- Exercise aim -
Within these records, how many lines hold "image"? Give the number alone.

- Data excerpts -

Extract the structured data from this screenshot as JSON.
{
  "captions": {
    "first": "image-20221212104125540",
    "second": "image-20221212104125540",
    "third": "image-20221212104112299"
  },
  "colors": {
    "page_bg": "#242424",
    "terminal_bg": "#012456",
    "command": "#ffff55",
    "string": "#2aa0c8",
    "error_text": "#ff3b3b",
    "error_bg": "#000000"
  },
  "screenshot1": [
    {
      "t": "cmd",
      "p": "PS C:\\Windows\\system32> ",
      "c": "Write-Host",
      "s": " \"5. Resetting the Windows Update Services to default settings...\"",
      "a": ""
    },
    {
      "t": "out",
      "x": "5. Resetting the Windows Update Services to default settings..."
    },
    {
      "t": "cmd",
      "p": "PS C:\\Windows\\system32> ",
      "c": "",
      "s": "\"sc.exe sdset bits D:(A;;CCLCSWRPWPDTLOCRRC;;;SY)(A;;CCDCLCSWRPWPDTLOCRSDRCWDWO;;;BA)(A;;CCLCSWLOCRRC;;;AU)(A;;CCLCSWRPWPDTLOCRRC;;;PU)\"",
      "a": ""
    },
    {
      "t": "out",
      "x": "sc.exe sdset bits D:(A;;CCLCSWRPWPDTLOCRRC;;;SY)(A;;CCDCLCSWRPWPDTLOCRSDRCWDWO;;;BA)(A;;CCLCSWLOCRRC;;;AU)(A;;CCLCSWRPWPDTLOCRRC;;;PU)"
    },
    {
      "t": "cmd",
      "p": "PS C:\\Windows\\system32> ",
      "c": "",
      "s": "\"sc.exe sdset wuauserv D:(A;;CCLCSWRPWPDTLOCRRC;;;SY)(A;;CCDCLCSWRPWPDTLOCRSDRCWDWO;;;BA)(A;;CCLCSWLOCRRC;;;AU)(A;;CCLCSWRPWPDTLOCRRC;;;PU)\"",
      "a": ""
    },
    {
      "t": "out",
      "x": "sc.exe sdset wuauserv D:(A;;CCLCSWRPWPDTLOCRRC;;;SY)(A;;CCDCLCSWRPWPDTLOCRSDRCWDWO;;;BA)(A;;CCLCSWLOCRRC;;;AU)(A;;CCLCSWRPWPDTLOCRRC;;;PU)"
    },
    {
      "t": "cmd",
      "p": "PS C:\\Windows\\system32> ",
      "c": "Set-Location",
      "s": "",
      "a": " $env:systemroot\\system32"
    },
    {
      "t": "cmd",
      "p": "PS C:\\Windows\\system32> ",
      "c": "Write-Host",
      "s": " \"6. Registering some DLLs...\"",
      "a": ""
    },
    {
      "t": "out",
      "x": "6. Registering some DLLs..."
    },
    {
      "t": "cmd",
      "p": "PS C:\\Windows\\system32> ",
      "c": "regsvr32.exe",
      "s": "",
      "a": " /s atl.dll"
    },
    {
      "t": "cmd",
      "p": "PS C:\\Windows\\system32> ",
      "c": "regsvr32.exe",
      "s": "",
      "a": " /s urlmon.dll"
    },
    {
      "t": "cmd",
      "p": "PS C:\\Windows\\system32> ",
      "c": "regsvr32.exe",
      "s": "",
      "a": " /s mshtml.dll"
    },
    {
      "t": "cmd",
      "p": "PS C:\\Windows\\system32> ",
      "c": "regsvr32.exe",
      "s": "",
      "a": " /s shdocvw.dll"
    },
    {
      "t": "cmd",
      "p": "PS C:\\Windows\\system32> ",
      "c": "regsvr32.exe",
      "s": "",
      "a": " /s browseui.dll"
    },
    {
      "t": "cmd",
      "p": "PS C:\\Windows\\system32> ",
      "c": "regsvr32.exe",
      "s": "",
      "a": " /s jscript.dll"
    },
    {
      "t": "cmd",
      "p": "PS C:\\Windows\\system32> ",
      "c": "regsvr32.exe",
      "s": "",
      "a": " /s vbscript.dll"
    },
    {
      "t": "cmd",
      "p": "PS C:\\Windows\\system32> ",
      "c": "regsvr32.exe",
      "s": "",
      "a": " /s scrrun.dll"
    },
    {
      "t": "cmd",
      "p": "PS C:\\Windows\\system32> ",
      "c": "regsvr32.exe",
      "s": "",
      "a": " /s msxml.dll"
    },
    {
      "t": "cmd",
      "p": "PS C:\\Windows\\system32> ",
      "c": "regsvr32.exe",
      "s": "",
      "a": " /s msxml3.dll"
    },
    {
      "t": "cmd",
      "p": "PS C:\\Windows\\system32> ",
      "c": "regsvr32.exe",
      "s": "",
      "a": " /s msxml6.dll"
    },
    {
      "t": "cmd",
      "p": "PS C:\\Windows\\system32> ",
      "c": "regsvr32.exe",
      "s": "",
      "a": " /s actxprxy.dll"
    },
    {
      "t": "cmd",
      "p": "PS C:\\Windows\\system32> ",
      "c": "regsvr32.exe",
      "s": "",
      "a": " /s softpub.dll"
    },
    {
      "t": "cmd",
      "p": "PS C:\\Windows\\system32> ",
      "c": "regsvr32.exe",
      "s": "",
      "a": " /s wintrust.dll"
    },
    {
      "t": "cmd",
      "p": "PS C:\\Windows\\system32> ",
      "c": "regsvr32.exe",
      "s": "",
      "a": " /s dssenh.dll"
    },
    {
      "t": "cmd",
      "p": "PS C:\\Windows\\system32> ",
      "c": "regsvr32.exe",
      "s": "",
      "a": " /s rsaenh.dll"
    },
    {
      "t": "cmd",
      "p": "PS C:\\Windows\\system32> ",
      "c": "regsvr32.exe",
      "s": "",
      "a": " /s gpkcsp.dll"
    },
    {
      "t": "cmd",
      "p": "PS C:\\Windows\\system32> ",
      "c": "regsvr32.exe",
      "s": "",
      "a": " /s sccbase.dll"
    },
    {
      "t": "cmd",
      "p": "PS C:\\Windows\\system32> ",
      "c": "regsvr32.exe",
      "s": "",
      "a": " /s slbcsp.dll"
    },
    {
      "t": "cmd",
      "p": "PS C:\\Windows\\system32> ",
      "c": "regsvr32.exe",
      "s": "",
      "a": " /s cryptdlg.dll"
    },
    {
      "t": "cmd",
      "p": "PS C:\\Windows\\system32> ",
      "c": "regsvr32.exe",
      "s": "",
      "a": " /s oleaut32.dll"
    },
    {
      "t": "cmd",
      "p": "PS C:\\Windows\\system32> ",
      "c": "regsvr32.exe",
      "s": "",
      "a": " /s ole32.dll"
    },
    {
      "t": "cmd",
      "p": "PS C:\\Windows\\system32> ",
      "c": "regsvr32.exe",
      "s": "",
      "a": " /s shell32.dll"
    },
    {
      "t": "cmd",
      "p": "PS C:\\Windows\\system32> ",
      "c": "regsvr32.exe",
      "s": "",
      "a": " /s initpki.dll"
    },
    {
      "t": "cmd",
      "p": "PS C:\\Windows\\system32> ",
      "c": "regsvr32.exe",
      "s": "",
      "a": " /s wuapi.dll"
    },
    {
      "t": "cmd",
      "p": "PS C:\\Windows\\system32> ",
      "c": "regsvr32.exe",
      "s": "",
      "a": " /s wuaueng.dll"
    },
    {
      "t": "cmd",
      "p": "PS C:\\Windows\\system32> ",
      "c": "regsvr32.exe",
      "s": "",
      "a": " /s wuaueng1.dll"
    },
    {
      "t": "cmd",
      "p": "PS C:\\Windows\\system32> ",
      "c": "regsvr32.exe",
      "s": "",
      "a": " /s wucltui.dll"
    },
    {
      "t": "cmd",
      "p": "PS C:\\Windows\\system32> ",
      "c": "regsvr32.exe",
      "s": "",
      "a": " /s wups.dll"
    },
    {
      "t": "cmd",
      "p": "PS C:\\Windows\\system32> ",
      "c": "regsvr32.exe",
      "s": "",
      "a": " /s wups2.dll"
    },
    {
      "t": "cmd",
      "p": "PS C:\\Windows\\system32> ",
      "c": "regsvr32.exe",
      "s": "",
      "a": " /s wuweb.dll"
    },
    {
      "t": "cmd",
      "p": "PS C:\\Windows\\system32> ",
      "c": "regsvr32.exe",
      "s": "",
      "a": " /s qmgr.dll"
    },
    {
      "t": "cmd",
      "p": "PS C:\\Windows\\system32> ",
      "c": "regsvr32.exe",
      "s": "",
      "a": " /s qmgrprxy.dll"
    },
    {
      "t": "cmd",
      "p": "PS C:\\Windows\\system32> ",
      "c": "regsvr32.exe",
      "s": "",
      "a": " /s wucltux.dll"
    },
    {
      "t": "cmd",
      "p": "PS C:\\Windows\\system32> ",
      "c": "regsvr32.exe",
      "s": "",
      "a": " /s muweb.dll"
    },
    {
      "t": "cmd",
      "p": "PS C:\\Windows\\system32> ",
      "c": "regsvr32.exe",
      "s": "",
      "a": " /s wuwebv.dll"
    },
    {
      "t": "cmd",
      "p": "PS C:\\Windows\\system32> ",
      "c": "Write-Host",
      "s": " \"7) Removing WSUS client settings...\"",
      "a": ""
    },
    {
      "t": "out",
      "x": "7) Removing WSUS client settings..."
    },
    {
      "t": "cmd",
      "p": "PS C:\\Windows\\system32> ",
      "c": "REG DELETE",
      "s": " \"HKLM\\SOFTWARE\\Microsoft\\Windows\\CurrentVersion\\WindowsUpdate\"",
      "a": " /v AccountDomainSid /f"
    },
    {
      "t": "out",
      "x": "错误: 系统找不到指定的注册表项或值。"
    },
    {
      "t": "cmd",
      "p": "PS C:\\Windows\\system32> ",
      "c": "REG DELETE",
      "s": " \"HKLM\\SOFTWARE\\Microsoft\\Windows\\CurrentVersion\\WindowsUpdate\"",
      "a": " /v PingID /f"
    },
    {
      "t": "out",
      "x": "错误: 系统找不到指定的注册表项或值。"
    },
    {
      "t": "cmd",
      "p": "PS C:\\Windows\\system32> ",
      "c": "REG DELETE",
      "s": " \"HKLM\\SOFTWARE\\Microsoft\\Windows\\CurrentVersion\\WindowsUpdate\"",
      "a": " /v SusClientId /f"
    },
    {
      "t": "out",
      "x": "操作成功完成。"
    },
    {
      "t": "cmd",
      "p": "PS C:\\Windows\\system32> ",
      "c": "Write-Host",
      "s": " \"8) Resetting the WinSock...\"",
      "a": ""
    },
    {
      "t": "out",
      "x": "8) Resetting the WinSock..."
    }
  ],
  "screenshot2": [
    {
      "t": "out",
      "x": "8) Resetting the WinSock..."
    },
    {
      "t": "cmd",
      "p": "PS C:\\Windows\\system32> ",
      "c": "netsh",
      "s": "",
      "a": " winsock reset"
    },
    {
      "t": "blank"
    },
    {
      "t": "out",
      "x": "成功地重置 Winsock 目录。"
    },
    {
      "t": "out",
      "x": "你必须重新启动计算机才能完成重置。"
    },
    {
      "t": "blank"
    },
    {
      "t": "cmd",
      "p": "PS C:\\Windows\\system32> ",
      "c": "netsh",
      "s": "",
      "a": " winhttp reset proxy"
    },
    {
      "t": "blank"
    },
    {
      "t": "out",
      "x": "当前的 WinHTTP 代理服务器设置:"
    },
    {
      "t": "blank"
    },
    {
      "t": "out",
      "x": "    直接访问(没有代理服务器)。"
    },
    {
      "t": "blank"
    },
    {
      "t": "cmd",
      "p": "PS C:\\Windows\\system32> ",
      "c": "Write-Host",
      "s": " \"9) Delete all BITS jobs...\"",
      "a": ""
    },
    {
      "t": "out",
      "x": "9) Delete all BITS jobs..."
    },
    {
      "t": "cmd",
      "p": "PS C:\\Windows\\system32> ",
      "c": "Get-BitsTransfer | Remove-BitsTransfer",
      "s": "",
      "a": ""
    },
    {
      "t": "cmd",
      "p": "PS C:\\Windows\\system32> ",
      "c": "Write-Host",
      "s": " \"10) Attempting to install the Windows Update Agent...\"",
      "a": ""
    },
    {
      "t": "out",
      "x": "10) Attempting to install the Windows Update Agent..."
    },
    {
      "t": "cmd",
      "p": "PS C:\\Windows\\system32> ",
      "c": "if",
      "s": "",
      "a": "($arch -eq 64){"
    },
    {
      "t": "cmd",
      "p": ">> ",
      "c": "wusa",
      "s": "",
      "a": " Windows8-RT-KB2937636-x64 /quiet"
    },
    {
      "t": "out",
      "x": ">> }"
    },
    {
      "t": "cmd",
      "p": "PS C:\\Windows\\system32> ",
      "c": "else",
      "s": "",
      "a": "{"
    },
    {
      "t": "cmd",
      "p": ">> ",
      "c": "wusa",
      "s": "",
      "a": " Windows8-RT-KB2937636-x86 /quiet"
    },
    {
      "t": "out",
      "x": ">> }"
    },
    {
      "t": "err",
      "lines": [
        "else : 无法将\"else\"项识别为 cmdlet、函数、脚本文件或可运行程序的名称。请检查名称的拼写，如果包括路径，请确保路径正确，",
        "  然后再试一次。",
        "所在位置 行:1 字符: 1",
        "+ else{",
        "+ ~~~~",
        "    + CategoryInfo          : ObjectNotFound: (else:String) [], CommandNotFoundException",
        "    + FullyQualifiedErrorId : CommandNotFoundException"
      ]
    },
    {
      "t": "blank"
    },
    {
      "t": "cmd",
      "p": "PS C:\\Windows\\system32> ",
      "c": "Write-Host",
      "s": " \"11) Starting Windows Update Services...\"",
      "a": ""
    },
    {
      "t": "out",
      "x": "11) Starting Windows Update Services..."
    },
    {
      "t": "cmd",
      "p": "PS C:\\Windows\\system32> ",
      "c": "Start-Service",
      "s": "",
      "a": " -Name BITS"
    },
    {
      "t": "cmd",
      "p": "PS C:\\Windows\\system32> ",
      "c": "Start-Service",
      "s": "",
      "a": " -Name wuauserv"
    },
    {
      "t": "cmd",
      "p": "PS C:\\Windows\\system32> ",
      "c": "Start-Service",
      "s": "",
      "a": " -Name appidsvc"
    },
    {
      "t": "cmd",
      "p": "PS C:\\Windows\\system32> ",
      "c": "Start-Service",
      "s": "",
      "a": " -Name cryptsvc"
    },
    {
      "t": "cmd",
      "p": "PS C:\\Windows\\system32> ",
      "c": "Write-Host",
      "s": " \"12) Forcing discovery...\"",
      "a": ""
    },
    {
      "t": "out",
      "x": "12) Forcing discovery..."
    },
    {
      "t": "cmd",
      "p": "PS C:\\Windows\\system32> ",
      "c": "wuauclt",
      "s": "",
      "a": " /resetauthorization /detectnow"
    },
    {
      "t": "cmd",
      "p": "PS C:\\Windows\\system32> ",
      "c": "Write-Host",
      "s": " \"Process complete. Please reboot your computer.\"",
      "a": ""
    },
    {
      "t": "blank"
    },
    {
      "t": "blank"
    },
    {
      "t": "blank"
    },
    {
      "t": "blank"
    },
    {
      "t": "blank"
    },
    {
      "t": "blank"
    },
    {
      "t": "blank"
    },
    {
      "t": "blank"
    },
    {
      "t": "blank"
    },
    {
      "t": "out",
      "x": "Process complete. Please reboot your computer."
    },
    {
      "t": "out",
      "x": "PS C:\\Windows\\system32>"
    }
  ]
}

- Solution for this problem -
3